China, however, has been facing pressure to change its so-called "zero-COVID" strategy that has brought major cities to a standstill as it struggles to slow the fast-moving omicron variant.
North Korea since Thursday has imposed stronger preventive measures aimed at restricting the movement of people and supplies between cities and counties, but state media's descriptions of the steps indicate people aren't being confined to their homes.
Experts say a failure to control the spread of COVID-19 could have devastating consequences in North Korea, considering the country's poor health care system and that its 26 million people are largely unvaccinated.
Tests of virus samples collected Sunday from an unspecified number of people with fevers in the country's capital, Pyongyang, confirmed they were infected with the Omicron variant, state media said.
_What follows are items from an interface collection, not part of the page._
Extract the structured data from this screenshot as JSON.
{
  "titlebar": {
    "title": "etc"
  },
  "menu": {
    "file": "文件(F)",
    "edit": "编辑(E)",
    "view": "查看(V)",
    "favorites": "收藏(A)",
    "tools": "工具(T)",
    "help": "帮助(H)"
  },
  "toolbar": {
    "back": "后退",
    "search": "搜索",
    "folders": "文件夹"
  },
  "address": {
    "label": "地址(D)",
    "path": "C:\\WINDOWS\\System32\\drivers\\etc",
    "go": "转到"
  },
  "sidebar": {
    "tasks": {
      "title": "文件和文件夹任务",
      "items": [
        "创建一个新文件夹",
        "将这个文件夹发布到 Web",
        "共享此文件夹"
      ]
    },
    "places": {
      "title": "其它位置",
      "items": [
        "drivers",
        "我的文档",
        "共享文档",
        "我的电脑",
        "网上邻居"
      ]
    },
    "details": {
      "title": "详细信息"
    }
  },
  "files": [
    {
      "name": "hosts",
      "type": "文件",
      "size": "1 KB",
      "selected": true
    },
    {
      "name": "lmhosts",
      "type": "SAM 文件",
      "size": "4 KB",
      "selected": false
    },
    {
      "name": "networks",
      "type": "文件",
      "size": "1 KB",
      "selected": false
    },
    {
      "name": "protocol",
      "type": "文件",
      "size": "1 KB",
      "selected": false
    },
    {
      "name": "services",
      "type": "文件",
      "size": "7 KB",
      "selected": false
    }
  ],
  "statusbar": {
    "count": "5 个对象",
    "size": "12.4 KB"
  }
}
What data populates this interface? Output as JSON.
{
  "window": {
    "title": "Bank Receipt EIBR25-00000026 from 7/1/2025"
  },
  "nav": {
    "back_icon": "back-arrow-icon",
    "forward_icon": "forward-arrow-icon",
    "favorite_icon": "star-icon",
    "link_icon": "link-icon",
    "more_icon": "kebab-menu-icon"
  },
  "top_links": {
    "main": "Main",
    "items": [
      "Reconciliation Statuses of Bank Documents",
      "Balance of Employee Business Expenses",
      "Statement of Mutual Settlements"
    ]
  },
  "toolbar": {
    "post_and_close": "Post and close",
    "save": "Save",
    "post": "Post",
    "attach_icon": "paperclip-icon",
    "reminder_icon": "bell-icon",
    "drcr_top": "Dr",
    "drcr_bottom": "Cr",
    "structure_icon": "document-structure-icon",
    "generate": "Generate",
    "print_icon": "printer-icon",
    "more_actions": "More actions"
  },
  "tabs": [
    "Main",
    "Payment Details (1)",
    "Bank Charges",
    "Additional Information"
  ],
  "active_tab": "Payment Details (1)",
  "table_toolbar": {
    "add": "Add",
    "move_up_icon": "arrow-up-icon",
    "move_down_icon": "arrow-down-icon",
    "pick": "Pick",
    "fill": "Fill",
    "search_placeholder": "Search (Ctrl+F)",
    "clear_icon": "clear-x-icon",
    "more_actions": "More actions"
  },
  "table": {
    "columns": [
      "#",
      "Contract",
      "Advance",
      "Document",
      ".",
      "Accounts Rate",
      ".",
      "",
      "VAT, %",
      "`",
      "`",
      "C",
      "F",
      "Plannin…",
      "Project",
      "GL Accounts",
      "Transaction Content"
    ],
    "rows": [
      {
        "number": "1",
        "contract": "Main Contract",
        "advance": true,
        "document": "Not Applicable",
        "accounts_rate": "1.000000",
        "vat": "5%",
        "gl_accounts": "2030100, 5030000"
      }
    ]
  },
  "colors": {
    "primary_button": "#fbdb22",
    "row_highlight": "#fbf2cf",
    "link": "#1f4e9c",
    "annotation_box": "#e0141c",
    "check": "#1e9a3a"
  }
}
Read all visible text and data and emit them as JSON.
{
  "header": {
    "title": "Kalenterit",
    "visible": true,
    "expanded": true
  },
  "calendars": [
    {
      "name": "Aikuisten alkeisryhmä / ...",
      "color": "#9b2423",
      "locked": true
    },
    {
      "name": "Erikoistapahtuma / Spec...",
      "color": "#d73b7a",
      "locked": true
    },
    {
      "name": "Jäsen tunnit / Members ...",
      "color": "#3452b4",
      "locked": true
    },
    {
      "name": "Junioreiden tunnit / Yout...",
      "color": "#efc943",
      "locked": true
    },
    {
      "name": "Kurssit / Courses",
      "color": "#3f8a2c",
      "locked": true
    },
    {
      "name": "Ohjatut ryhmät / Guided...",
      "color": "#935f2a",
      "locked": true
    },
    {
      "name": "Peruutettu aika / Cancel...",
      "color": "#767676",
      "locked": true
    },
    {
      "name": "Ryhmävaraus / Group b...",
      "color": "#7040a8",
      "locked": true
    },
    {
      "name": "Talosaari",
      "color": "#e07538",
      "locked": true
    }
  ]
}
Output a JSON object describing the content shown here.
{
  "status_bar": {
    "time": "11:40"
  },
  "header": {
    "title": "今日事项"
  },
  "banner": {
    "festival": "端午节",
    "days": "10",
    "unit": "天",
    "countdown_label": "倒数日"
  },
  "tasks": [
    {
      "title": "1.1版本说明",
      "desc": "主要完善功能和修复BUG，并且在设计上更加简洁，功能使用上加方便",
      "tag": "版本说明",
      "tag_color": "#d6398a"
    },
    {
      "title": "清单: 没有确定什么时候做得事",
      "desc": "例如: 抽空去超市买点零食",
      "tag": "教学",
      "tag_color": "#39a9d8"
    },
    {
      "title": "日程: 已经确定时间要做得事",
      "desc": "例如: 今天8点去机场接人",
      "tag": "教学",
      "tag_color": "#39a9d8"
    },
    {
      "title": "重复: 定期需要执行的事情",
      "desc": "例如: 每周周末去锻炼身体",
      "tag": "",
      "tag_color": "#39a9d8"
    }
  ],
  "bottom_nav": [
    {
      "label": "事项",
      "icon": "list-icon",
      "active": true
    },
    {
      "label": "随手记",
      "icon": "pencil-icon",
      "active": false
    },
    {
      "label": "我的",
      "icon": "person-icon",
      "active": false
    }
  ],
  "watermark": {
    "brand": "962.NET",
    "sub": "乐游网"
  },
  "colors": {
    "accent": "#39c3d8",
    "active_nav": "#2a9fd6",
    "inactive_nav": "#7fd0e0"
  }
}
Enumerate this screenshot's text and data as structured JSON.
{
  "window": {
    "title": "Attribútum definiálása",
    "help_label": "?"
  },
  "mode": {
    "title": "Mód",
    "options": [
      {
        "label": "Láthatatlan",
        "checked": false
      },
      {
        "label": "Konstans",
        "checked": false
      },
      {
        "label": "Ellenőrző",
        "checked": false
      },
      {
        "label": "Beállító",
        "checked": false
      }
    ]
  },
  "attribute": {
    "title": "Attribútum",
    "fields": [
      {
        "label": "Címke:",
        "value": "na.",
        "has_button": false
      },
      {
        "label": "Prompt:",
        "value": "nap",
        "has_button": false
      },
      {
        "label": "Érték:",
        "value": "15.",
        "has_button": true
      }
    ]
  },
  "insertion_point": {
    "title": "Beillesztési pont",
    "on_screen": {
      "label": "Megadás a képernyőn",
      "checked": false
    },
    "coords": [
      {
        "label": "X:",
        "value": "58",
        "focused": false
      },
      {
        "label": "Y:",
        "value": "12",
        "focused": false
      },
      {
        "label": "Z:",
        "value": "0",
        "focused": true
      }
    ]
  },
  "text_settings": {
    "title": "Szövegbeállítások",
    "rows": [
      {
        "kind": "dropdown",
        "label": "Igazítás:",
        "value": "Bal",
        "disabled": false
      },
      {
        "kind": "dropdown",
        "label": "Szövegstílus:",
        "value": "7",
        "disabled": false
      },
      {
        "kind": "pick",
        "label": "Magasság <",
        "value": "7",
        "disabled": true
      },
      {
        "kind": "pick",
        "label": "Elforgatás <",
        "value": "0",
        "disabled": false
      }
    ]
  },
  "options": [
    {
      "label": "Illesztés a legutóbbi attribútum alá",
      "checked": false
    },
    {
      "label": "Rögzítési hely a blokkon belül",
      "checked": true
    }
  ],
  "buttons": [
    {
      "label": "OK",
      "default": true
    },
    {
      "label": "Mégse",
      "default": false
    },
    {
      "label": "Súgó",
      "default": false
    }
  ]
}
The country has so far officially confirmed one death as linked to an Omicron infection.
Lack of resources
Lacking vaccines, antiviral pills, intensive care units and other major health tools to fight the virus, North Korea's pandemic response will be mostly about isolating people with symptoms at designated shelters, experts say.
North Korea doesn't have technological and other resources to impose extreme lockdowns like China, which has shut down entire cities and confined residents to their homes, nor could it afford to do so at the risk of unleashing further shock on a fragile economy, said Hong Min, an analyst at Seoul's Korea Institute for National Unification.
Even as he called for stronger preventive measures to slow the spread of COVID-19, Kim has also stressed that the country's economic goals should be met, which likely means huge groups will continue to gather at agricultural, industrial and construction sites.
North Korea's claim of a perfect record in keeping out the virus for 2 1/2 years was widely doubted. But its extremely strict border closure, large-scale quarantines and propaganda that stressed anti-virus controls as a matter of "national existence" may have staved off a huge outbreak until now.
Experts are mixed on whether the North's announcement of the outbreak communicates a willingness to receive outside help.
The country had shunned millions of doses offered by the UN-backed COVAX distribution program, possibly because of concerns over international monitoring requirements attached to those shots.
North Korea has a higher tolerance for civilian suffering than most other nations and some experts say the country could be willing to accept a certain level of fatalities to gain immunity through infection, rather than receiving vaccines and other outside help.
South Korea's new conservative government led by President Yoon Suk-yeol, who took office on Tuesday, has offered to send vaccines and other medical supplies to North Korea on humanitarian grounds, but Seoul officials say the North has so far made no request for help.
The viral spread could have been accelerated after an estimated tens of thousands of civilians and troops gathered for a massive military parade in Pyongyang on April 25, where Kim took centre stage and showcased the most powerful missiles of his military nuclear program.
After maintaining one of the world's strictest border closures for two years to shield its poor health-care system, North Korea had reopened railroad freight traffic with China in January apparently to ease the strain on its economy. China confirmed the closure of the route last month as it battled COVID-19 outbreaks in the border areas.